▶ _Directions for this task_
The response must reproduce exactly every line of the material below holding the word "name".

▶ _Data provided_

......

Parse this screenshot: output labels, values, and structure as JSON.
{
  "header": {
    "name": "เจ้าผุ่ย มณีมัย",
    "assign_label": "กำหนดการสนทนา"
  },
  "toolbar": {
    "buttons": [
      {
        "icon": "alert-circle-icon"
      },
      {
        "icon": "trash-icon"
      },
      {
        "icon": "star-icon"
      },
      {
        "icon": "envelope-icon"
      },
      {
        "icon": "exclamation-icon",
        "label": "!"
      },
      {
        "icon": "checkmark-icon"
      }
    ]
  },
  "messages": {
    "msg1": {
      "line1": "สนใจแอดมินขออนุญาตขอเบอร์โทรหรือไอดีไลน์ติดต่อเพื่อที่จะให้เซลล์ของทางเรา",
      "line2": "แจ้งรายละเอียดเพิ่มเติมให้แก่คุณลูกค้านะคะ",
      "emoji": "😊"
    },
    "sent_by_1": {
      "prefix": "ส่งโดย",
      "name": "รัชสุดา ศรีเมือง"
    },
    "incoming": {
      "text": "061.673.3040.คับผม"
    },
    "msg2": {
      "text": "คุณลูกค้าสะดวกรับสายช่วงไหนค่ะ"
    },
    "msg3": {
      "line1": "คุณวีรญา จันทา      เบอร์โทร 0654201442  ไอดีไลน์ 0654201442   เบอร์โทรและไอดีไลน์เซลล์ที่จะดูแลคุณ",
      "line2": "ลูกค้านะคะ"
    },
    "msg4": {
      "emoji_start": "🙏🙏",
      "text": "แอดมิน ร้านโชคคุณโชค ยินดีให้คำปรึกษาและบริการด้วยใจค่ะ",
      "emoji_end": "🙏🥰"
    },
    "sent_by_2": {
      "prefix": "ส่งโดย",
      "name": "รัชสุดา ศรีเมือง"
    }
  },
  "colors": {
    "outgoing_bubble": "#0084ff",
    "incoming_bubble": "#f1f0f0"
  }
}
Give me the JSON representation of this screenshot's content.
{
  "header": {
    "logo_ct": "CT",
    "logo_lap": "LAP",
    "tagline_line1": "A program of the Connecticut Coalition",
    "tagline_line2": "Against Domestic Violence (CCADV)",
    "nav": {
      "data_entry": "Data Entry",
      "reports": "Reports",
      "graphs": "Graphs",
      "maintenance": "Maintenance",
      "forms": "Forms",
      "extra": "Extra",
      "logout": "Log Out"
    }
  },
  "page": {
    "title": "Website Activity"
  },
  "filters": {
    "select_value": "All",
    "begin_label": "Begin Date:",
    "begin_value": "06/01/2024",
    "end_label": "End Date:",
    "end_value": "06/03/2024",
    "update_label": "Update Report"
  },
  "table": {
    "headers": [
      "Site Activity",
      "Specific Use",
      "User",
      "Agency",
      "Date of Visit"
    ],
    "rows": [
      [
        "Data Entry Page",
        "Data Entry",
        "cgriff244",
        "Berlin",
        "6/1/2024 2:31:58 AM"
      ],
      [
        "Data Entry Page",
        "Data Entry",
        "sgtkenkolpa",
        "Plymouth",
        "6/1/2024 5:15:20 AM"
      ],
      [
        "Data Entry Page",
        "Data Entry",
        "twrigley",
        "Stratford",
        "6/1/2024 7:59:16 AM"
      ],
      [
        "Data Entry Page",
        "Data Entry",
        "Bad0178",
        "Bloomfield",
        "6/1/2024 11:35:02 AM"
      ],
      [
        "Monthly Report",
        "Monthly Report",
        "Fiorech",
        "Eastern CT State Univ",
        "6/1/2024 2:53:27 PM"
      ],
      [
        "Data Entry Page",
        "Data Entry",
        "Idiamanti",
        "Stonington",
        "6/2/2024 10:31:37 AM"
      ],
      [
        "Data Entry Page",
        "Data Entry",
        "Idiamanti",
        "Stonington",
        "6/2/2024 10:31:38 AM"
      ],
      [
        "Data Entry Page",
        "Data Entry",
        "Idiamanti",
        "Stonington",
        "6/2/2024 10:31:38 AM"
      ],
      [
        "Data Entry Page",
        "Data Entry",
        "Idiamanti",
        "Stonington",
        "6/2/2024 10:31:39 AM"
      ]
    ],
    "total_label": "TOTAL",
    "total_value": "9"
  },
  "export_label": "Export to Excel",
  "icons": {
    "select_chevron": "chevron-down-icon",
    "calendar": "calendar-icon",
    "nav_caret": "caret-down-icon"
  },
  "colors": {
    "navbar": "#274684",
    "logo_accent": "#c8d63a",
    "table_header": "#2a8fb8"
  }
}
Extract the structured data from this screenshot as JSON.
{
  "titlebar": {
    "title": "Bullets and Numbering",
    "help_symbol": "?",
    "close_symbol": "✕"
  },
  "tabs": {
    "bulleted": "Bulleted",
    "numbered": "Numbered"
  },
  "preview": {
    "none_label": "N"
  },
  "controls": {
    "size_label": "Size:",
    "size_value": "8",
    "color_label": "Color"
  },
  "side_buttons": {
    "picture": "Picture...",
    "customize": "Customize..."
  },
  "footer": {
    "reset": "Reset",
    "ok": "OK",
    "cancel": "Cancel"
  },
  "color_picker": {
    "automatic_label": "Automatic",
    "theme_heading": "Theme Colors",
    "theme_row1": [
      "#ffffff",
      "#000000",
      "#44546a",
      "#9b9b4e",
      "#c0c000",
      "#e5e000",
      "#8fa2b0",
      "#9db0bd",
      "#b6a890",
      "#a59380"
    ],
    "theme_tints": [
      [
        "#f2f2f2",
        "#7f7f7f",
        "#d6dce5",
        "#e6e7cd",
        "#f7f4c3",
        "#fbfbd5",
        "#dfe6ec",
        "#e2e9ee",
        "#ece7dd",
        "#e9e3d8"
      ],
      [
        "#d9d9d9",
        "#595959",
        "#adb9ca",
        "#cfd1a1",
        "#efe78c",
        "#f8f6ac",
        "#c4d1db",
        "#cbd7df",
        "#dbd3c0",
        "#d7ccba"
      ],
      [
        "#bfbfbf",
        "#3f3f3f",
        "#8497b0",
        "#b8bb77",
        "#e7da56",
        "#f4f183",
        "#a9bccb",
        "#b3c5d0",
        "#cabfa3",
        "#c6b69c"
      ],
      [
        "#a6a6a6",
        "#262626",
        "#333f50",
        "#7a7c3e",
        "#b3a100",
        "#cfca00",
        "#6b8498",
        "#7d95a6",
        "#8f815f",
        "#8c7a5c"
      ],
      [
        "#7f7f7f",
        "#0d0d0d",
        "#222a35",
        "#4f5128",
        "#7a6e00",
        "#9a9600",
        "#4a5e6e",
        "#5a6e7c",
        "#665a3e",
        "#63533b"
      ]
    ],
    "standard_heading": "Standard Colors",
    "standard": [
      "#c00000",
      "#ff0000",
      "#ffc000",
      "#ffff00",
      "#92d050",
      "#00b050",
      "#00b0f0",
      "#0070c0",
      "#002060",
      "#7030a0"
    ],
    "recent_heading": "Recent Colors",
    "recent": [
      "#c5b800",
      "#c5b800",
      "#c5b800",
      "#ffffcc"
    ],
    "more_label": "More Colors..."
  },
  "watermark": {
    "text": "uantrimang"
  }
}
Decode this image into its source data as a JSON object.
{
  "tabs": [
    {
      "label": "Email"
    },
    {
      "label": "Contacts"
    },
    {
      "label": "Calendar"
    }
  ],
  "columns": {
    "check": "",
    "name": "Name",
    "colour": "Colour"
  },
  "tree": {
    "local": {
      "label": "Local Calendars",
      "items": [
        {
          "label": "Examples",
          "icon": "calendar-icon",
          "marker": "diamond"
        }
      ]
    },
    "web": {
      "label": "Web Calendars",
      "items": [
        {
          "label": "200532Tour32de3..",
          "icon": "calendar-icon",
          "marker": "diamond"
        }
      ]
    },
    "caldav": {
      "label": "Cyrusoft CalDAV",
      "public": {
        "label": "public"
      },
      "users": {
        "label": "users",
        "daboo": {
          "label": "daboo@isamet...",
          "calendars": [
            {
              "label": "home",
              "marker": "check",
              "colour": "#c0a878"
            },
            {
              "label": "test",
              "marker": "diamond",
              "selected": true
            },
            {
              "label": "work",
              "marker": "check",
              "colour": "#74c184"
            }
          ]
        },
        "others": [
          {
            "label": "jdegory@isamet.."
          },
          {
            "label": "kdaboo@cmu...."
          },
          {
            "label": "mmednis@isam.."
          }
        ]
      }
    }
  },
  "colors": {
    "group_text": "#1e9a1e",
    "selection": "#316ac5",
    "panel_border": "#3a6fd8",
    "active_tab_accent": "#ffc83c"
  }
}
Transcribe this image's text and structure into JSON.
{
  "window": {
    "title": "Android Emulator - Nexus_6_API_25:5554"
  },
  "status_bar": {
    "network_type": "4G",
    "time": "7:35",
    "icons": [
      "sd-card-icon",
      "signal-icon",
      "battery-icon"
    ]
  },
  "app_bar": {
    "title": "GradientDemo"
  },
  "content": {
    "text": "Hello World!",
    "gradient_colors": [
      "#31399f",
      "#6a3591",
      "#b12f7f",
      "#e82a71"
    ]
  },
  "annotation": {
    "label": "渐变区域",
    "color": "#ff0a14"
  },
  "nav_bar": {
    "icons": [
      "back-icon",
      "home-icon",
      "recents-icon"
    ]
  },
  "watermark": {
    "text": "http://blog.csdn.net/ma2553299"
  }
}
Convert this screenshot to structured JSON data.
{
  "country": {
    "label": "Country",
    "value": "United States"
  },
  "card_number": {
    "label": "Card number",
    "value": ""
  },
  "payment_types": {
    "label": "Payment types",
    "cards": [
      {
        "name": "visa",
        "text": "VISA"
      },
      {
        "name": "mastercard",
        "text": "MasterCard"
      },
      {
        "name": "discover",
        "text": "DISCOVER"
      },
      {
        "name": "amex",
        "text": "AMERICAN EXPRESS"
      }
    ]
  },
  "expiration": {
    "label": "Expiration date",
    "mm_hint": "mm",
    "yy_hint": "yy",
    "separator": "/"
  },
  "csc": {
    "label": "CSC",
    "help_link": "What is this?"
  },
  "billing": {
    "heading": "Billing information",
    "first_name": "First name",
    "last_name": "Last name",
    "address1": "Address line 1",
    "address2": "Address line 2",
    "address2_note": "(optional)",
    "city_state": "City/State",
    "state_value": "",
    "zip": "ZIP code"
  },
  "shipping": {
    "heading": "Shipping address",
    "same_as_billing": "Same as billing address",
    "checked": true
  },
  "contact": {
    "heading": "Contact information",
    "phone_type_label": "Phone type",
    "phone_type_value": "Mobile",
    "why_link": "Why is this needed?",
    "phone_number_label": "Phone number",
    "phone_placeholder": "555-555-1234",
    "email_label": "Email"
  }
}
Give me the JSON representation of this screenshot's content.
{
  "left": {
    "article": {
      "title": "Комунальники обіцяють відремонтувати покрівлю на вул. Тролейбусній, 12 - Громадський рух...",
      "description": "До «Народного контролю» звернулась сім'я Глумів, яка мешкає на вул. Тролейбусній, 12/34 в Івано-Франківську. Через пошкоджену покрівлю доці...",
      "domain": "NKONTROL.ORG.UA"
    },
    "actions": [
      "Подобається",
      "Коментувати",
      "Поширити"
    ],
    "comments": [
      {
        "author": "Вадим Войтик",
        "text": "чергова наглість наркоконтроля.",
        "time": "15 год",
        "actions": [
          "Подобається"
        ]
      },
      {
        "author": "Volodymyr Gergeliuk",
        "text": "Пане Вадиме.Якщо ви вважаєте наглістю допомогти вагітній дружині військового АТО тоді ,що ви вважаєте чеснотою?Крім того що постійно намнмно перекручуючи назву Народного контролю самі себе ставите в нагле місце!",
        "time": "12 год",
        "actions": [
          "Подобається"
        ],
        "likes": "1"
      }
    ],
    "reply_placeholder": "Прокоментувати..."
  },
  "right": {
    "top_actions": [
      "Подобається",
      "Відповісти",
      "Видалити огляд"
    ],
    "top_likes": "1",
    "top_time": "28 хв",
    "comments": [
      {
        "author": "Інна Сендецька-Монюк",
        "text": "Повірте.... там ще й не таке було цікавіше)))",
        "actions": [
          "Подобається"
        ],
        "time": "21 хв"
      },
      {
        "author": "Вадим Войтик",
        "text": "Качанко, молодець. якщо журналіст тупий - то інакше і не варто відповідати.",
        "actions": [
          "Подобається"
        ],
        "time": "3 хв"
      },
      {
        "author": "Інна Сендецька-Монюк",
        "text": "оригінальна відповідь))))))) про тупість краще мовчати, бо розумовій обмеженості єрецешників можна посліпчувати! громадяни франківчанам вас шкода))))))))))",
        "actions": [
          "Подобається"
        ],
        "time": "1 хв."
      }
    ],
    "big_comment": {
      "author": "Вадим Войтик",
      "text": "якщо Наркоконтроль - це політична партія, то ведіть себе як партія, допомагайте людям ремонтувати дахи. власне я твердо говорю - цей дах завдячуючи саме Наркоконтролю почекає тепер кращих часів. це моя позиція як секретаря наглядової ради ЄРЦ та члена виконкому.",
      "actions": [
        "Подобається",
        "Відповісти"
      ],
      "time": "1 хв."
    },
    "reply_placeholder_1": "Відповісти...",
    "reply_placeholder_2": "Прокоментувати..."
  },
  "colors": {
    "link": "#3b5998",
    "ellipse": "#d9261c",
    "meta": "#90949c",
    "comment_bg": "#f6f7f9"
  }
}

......

▶ _Written answer_
    "name": "เจ้าผุ่ย มณีมัย",
      "name": "รัชสุดา ศรีเมือง"
      "name": "รัชสุดา ศรีเมือง"
    "name": "Name",
        "name": "visa",
        "name": "mastercard",
        "name": "discover",
        "name": "amex",
    "first_name": "First name",
    "last_name": "Last name",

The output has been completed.